 This signal can drive a piezo buzzer or an LED (with suitable resistor). Adding a buzzer or LED would give a good notification to the user that a card has been read. While you’re reading tags for fun, make a note of the tag numbers for your tags – you’ll need them for the next examples.

RFID Access System

Now that we can read the cards, let’s create a simple control system. It will read a tag, and if it’s in the list of allowed tags the system will do something (light a green LED for a moment). Plus we have another LED which stays on unless an allowed tag is read.  Wire up the hardware as shown below (LED1 is red, LED2 is green – click image to enlarge):

Now enter and upload the following sketch (download):

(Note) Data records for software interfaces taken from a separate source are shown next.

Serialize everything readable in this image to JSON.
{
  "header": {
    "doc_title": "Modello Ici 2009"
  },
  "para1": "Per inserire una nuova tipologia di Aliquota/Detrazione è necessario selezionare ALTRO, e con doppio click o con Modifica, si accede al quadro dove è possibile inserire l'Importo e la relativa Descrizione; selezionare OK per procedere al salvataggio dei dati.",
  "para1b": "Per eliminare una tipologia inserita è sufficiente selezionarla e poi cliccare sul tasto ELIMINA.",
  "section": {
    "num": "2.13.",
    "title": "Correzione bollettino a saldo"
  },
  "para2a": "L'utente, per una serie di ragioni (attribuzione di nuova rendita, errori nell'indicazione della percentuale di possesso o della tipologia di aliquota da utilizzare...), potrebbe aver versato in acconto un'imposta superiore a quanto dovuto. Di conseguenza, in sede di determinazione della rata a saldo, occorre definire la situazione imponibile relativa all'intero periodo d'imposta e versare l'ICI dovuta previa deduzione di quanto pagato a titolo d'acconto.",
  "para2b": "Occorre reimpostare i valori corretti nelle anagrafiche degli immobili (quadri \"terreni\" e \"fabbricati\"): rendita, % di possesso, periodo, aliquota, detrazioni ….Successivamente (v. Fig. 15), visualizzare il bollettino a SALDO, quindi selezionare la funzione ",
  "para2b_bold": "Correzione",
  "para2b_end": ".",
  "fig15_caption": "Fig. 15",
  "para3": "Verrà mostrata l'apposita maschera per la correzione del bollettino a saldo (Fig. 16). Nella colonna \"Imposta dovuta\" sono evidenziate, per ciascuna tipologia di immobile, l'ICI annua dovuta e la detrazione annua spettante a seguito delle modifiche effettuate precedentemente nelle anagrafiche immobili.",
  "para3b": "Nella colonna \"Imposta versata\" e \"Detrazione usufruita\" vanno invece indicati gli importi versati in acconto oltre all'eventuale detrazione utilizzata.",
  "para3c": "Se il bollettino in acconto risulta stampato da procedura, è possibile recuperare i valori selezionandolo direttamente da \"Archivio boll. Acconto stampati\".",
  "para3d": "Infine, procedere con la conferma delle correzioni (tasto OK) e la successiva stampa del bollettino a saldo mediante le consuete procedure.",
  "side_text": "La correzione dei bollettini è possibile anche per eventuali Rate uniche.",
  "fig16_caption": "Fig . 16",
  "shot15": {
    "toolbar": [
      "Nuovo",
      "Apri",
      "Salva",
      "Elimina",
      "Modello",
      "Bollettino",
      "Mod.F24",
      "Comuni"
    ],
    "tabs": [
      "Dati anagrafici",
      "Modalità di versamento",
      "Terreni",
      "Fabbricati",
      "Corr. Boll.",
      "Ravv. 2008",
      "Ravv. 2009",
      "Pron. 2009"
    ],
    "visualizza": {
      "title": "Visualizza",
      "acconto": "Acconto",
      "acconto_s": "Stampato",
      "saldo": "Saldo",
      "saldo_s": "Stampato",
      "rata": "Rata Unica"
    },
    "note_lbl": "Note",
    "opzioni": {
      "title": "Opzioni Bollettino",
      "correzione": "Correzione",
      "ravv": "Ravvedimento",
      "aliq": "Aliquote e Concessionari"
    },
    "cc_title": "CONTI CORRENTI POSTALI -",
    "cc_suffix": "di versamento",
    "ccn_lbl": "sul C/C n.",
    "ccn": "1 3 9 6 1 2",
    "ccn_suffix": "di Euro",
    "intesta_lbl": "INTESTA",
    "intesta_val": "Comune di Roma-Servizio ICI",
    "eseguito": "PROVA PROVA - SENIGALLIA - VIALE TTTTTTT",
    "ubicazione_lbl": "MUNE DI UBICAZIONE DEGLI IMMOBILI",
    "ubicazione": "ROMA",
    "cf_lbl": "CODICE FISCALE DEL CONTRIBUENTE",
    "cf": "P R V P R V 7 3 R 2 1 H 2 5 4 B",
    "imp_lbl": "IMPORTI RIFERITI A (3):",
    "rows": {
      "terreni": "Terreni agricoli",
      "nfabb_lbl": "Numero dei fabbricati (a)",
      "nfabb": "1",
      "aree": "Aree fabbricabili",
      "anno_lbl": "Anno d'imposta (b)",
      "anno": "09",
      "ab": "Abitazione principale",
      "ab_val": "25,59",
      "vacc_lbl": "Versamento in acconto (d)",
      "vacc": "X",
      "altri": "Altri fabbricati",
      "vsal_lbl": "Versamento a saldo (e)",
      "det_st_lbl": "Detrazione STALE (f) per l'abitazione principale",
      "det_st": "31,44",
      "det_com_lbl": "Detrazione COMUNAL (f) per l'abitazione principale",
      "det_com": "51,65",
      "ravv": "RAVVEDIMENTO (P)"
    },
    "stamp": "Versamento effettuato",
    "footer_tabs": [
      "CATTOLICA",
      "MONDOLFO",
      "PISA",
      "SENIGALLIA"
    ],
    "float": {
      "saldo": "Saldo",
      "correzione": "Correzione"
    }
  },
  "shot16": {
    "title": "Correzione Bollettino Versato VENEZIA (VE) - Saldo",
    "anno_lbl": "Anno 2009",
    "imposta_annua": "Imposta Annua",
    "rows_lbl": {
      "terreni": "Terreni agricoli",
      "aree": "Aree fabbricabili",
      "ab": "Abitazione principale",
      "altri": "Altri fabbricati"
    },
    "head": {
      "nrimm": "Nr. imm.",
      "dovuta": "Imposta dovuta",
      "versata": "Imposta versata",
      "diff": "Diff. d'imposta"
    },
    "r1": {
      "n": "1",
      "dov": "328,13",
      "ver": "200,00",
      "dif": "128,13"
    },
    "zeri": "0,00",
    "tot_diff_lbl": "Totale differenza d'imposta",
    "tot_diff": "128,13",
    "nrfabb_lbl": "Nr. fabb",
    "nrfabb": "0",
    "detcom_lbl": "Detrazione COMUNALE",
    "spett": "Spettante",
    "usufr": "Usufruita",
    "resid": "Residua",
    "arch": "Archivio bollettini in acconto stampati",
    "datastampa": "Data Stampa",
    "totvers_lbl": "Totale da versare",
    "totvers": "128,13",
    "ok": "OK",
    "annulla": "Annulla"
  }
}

// Example 15a.2
#include  SoftwareSerial id20(3,2); // virtual serial port
// add your tags here. Don't forget to add to decision tree in readTag(); String Sinclair = "4F0023E2129C"; String Smythe = "4F0023CC9737"; String Stephen = "010044523C2B";
String testcard;  char testtag[12];  int indexnumber = 0;  char tagChar;
void setup()  { Serial.begin(9600); pinMode(7, OUTPUT); // this if for "rejected" red LED pinMode(9, OUTPUT); // this will be set high when correct tag is read. Use to switch something on, for now - a green LED.  id20.begin(9600);  digitalWrite(7, LOW); digitalWrite(9, LOW); }
void approved() // when an approved card is read { digitalWrite(9, HIGH); Serial.println("yes");  delay(1000); digitalWrite(9, LOW); }
void notApproved() // when an unlisted card is read { digitalWrite(7, HIGH); Serial.println("no"); delay(100); digitalWrite(7, LOW); }
void readTag() { tagChar = id20.read(); if (indexnumber != 0) // never a zero in tag number { testtag[indexnumber - 1] = tagChar; } indexnumber++; if (indexnumber == 13 ) // end of tag number { indexnumber = 0; testcard = String(testtag); if (testcard.equals(Sinclair)) {  approved();  }  else if (testcard.equals(Smythe)) {  approved();  } else if (testcard.equals(Stephen)) {  approved();  } else {  notApproved();  } } }
void loop() { readTag(); }

In the function readCard() the sketch reads the tag data from the ID-20, and stores it in an array testtag[]. The index is -1 so the first unwanted tag number isn’t stored in the array. Once thirteen numbers have come through (the one we don’t want plus the twelve we do want) the numbers are smooshed together into a string variable testcard with the function String. Now the testcard string (the tag just read) can be compared against the three pre-stored tags (Sinclair, Smythe and Stephen).

Then it’s simple if… then… else to to see if we have a match, and if so – call the function approved() or disApproved as the case may be. In those two functions you store the actions you want to occur when the correct card is read (for example, control a door strike or let a cookie jar open) or when the system is waiting for another card/a match can’t be found. If you’re curious to see it work, check the following video where we take it for a test run and also show the distances that you have to work with:

 

Hopefully this short tutorial was of interest. We haven’t explored every minute detail of the reader – but you now have the framework to move forward with your own projects.

Have fun and keep checking into tronixstuff.com. Why not follow things on twitterGoogle+, subscribe  for email updates or RSS using the links on the right-hand column, or join our Google Group – dedicated to the projects and related items on this website. Sign up – it’s free, helpful to each other –  and we can all learn something.